Support for 4K video source content has become pretty standard in video editing software, but the support varies among the products. For example, some but not all of the applications can import Sony XAVC and XAVC-S formats, which are used by Sony's popular DSLRs, mirrorless cameras, camcorders, and professional video cameras. The same holds true for the H.265 High Efficiency Video Coding (HEVC) standard. Most of the applications here now can import and export HEVC, though there are still a few holdouts.
8Player Lite and the paid version ($5.99) offer a clean and simple way to access video not just on your iPad but any other DLNA-compatible device. The cool thing about 8Player is its interface and it kind of makes up for the lack of a full-fledged video format support. Still, it supports all popular formats although there’s no AC3 support due to the Apple issues.
Instead of spending half your life in airport lines, bring life to your meetings by using a video conferencing service. This way, the presenter is not just a voice on the phone but an on-screen presence who is able to see and interact with other attendees, share presentations, and more.
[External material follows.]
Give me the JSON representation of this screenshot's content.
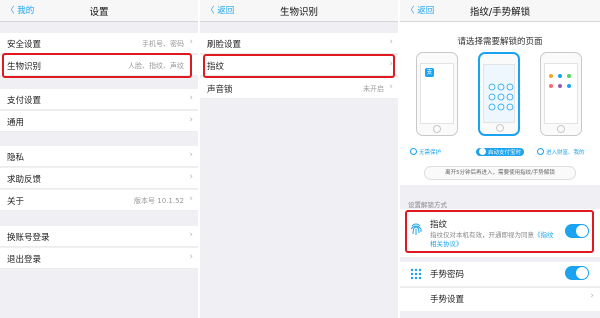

For collaborative meetings, the host can sketch out ideas on an online whiteboard and invite participants to join in. Some video conferencing services let presenters pass control to another participant who can continue the meeting without interruption. Others let hosts deny access to latecomers to further avoid disruption.

8 New State-of-The-Art Video App


Other features I look at include the number of participants allowed on a call and the number of video feeds allowed simultaneously. The most generous is Adobe Connect, which is unlimited, but some offer as few as four participants at a time. Consider how important this is to your company. Most services let you record meetings, and a few let you edit the recording right within the software. These recorded meetings can then be used for your records or as webinars for anyone who missed the meeting or for new employees.
Support for 4K video source content has become pretty standard in video editing software, but the support varies among the products. For example, some but not all of the applications can import Sony XAVC and XAVC-S formats, which are used by Sony's popular DSLRs, mirrorless cameras, camcorders, and professional video cameras. The same holds true for the H.265 High Efficiency Video Coding (HEVC) standard. Most of the applications here now can import and export HEVC, though there are still a few holdouts.
KineMaster Video Editor is one of the best iPhone Video editing apps that you can use. The app offers professional level editing tools and yet makes it easy to start your video editing journey. One of the good things about this app is that it supports landscape, portrait, and square video formats. So whether you are editing your family video, a video for YouTube or for Instagram, you can edit your videos using KineMaster. Another good thing about this app is that even the free version doesn’t show any ads.
We still live in the days of talkies, so you want to be able to edit the audio in your digital moves as well as the images. Most of the products included here offer canned background music, and many, such as Pinnacle Studio, can even tailor the soundtrack to the exact length of your movie. All of these programs can separate audio and video tracks, and most can clean up background noise and add environmental audio effects such as concert hall reverb. A couple of the products have an auto-ducking feature, which lowers background music during dialog—a definite pro-level plus.
Signal Private Messenger is one of the most popular privacy chat apps. It features end-to-end encryption for all messages, voice calls, and video chats between two Signal users. It focuses a lot on individual chats. There are group chat features, but it's mostly for personal use. This is one of the biggest differences between it and rival privacy chat app Telegram. Video calls worked fine in our testing so we have no trouble recommending them. It's a neat way to get some encrypted chats as well. The app is also completely free and open source. You can't really go wrong with it, but there are better video chat apps if you need group video chats. 

paul ponna

×